Part of the solution is around education; simple behavioural changes can make a big difference and organisations like the Centre for Sustainable Energy have some great advice for households about reducing the amount of energy they use.
But people need a solution for the long term, not just a quick fix.
Fit for the future
We’re already working with organisations across the country to futureproof thousands of homes, ensuring they are properly insulated and installing heat pumps powered by renewable electricity.
It’s a much more efficient way to keep homes warm and comfy, using less energy and cutting household bills.
Off-gas homes heated by inefficient electric storage heaters are particularly vulnerable to price increases and will be disproportionately affected by the energy crisis.
They also have the most to gain from switching to a heat pump.
The savings generated will vary, but households could typically expect bills to come down by 20% to 30%.
And having a heat pump means households can use ‘time of use’ or ‘off-peak’ electricity tariffs, where energy is cheaper at times when demand is lower.

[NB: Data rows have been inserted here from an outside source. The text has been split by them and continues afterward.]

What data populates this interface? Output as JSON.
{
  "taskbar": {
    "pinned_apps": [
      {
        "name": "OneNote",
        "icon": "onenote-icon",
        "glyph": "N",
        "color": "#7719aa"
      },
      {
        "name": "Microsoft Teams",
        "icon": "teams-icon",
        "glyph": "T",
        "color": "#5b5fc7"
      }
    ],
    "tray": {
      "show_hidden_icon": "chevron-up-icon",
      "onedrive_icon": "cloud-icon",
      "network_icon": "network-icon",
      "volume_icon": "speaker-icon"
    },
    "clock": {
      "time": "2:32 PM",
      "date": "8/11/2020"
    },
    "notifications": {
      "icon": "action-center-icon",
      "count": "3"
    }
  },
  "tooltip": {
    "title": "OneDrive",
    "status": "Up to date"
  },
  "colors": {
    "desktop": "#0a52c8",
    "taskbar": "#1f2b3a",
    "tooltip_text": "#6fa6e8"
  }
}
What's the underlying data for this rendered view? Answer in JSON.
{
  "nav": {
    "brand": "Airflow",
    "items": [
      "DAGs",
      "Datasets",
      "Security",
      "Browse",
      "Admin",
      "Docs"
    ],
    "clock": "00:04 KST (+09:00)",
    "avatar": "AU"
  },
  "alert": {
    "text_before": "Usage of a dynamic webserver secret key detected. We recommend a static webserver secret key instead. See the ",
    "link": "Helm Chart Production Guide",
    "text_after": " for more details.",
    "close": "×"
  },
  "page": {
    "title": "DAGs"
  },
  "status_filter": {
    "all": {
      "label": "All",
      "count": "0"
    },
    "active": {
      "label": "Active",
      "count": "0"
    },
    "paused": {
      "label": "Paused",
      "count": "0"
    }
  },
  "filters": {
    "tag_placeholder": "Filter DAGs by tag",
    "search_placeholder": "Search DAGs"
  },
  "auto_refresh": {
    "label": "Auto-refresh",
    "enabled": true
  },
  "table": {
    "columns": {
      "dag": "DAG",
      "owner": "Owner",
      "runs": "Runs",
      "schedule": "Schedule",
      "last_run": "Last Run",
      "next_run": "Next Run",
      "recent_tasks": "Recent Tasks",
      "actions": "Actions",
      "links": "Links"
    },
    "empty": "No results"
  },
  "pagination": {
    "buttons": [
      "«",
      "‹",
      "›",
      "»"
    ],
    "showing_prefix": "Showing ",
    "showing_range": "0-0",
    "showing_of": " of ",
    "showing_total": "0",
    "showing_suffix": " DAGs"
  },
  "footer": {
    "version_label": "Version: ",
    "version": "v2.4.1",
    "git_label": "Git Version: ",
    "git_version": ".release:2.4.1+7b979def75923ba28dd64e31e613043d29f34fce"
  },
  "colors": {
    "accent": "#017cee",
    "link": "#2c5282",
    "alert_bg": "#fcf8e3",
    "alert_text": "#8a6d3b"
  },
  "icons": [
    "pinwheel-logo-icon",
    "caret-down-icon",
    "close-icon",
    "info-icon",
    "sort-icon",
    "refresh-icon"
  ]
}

As an example in action, this could mean a hot water storage tank is filled overnight when energy is cheapest and stored until everyone wakes up.
Schemes create savings
With Daikin on your team, we can survey your housing stock, looking at things like property size, construction methods and current heating systems, to more accurately calculate the savings installing heat pumps will generate for households.
There also hundreds of millions of pounds available in government funding support to install energy efficient heating, through schemes including the Boiler Upgrade Scheme, the Local Authority Delivery scheme and Home Upgrade Grants.
We can also help source funding for things like insulation, which make energy saving measures even more effective.
So, please do get in touch and see how we can help you make fuel poverty a thing of the past.
After all, no one should be having to choose whether to heat or eat.
Nick Huston, Future Energy Business Manager, Daikin UK
There are two clear ways to measure the difference, the first is efficiency, and the second is the actual amount paid for the gas/electricity being used. This will give a guide and simple comparison between heating systems, which can then be applied to typical/average energy useage in the home.
Energy efficiency and low carbon fundingIt’s clear that there has never been as much Government funding available for energy efficiency and low carbon measures. This blog is designed to help make sense of it all!
Focus on fuel poverty: The tech helping to overcome the energy crisisIn 2022, we’re facing a global energy crisis, with the wholesale cost of natural gas and electricity skyrocketing as countries around the world compete for limited supplies.